## REQUIRED WORK
What follows is a set of entries; retype all of them exactly.

## INPUT MATERIAL
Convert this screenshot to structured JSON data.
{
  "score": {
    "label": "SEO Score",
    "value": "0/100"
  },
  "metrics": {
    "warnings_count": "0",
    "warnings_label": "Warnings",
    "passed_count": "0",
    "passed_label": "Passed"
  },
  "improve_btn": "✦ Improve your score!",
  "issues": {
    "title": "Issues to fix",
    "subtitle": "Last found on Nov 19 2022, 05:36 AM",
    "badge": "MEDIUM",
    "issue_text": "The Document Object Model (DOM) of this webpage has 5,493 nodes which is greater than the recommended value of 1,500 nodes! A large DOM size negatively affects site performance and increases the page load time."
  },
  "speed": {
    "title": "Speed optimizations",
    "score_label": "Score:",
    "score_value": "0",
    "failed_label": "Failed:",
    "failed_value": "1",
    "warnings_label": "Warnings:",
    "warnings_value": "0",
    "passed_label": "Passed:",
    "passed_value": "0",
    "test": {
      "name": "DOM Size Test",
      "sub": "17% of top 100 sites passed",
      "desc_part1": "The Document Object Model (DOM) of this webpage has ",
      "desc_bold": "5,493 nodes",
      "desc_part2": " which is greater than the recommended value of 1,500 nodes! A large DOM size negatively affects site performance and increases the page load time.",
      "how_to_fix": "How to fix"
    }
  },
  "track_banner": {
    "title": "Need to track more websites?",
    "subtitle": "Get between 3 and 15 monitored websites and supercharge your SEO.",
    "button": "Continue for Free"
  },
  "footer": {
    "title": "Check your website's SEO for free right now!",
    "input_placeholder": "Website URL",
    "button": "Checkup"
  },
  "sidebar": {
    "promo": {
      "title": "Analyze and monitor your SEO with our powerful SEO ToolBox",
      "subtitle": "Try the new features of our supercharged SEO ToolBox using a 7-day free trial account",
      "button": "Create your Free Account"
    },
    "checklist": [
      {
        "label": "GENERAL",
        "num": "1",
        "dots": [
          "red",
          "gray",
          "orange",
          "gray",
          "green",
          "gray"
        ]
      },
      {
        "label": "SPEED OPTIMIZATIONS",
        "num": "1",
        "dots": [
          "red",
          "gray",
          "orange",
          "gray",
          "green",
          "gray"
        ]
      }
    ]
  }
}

## ANSWER TO THE EXERCISE
Convert this screenshot to structured JSON data.
{
  "score": {
    "label": "SEO Score",
    "value": "0/100"
  },
  "metrics": {
    "warnings_count": "0",
    "warnings_label": "Warnings",
    "passed_count": "0",
    "passed_label": "Passed"
  },
  "improve_btn": "✦ Improve your score!",
  "issues": {
    "title": "Issues to fix",
    "subtitle": "Last found on Nov 19 2022, 05:36 AM",
    "badge": "MEDIUM",
    "issue_text": "The Document Object Model (DOM) of this webpage has 5,493 nodes which is greater than the recommended value of 1,500 nodes! A large DOM size negatively affects site performance and increases the page load time."
  },
  "speed": {
    "title": "Speed optimizations",
    "score_label": "Score:",
    "score_value": "0",
    "failed_label": "Failed:",
    "failed_value": "1",
    "warnings_label": "Warnings:",
    "warnings_value": "0",
    "passed_label": "Passed:",
    "passed_value": "0",
    "test": {
      "name": "DOM Size Test",
      "sub": "17% of top 100 sites passed",
      "desc_part1": "The Document Object Model (DOM) of this webpage has ",
      "desc_bold": "5,493 nodes",
      "desc_part2": " which is greater than the recommended value of 1,500 nodes! A large DOM size negatively affects site performance and increases the page load time.",
      "how_to_fix": "How to fix"
    }
  },
  "track_banner": {
    "title": "Need to track more websites?",
    "subtitle": "Get between 3 and 15 monitored websites and supercharge your SEO.",
    "button": "Continue for Free"
  },
  "footer": {
    "title": "Check your website's SEO for free right now!",
    "input_placeholder": "Website URL",
    "button": "Checkup"
  },
  "sidebar": {
    "promo": {
      "title": "Analyze and monitor your SEO with our powerful SEO ToolBox",
      "subtitle": "Try the new features of our supercharged SEO ToolBox using a 7-day free trial account",
      "button": "Create your Free Account"
    },
    "checklist": [
      {
        "label": "GENERAL",
        "num": "1",
        "dots": [
          "red",
          "gray",
          "orange",
          "gray",
          "green",
          "gray"
        ]
      },
      {
        "label": "SPEED OPTIMIZATIONS",
        "num": "1",
        "dots": [
          "red",
          "gray",
          "orange",
          "gray",
          "green",
          "gray"
        ]
      }
    ]
  }
}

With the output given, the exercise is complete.